▸ Work task: Find every line below with the word "kind" in it, and copy each one.

(Saved data entries)
----------
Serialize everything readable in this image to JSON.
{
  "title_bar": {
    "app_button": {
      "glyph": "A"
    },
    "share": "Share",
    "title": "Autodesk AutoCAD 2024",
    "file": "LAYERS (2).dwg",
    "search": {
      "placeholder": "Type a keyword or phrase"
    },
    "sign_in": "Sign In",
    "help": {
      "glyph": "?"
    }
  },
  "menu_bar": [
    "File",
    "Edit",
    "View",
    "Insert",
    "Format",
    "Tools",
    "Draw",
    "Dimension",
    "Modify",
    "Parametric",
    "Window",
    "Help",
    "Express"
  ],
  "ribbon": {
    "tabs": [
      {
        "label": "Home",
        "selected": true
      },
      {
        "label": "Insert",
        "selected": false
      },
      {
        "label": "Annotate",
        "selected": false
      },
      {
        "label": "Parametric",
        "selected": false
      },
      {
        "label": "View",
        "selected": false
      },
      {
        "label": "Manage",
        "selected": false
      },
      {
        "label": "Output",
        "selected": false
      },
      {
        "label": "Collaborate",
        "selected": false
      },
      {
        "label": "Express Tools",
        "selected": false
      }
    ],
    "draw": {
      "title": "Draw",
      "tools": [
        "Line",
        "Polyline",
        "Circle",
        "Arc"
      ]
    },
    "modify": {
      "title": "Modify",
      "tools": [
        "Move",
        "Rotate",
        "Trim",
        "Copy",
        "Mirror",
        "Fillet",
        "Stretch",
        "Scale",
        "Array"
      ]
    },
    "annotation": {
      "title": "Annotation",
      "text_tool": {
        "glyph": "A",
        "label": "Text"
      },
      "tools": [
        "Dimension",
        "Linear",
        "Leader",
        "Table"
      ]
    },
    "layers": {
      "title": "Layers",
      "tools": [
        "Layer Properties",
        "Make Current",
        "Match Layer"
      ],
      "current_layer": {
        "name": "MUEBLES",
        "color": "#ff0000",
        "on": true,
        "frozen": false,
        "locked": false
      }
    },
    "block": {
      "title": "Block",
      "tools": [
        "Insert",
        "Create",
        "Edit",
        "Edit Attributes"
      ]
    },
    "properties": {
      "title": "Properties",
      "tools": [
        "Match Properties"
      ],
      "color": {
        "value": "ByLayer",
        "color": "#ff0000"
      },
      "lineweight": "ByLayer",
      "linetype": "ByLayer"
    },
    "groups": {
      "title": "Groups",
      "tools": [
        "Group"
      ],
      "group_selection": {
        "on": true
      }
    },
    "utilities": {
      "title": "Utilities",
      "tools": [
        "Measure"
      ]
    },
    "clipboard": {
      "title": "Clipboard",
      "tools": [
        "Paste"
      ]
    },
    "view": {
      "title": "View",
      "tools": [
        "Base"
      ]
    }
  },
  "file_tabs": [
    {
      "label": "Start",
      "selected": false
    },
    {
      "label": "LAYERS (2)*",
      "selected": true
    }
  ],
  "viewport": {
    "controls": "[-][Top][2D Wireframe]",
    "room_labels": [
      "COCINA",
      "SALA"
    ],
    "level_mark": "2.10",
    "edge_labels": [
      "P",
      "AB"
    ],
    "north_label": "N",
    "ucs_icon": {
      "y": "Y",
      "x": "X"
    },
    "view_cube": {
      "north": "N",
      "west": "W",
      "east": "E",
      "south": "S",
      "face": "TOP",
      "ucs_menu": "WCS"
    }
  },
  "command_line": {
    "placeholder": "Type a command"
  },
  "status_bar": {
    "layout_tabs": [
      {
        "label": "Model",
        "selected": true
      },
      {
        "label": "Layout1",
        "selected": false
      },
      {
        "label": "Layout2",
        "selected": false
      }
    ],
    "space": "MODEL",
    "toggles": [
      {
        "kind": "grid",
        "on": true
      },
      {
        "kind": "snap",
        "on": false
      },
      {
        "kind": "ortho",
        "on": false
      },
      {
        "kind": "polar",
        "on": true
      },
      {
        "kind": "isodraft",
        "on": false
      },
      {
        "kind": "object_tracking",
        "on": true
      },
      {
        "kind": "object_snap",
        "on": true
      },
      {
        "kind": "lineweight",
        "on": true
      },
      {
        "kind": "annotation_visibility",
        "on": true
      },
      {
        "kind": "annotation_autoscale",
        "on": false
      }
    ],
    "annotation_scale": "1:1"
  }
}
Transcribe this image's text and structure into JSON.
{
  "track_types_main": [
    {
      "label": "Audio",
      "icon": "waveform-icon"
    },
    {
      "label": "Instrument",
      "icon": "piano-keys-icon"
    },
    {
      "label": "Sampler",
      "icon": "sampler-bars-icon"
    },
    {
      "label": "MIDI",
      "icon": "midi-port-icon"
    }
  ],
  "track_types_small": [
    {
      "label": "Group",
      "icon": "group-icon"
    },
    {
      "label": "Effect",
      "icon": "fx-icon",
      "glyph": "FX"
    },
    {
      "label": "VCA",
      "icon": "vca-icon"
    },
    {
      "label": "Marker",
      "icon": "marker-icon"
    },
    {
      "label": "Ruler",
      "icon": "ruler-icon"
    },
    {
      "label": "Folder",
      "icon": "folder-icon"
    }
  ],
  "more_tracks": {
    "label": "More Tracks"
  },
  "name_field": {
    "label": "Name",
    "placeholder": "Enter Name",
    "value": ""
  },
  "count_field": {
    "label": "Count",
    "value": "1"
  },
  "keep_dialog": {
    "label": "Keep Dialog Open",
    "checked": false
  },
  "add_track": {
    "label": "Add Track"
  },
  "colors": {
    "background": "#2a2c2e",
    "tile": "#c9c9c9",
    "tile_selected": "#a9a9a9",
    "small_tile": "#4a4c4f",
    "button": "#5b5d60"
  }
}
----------
▸ Solution to the exercise:
        "kind": "grid",
        "kind": "snap",
        "kind": "ortho",
        "kind": "polar",
        "kind": "isodraft",
        "kind": "object_tracking",
        "kind": "object_snap",
        "kind": "lineweight",
        "kind": "annotation_visibility",
        "kind": "annotation_autoscale",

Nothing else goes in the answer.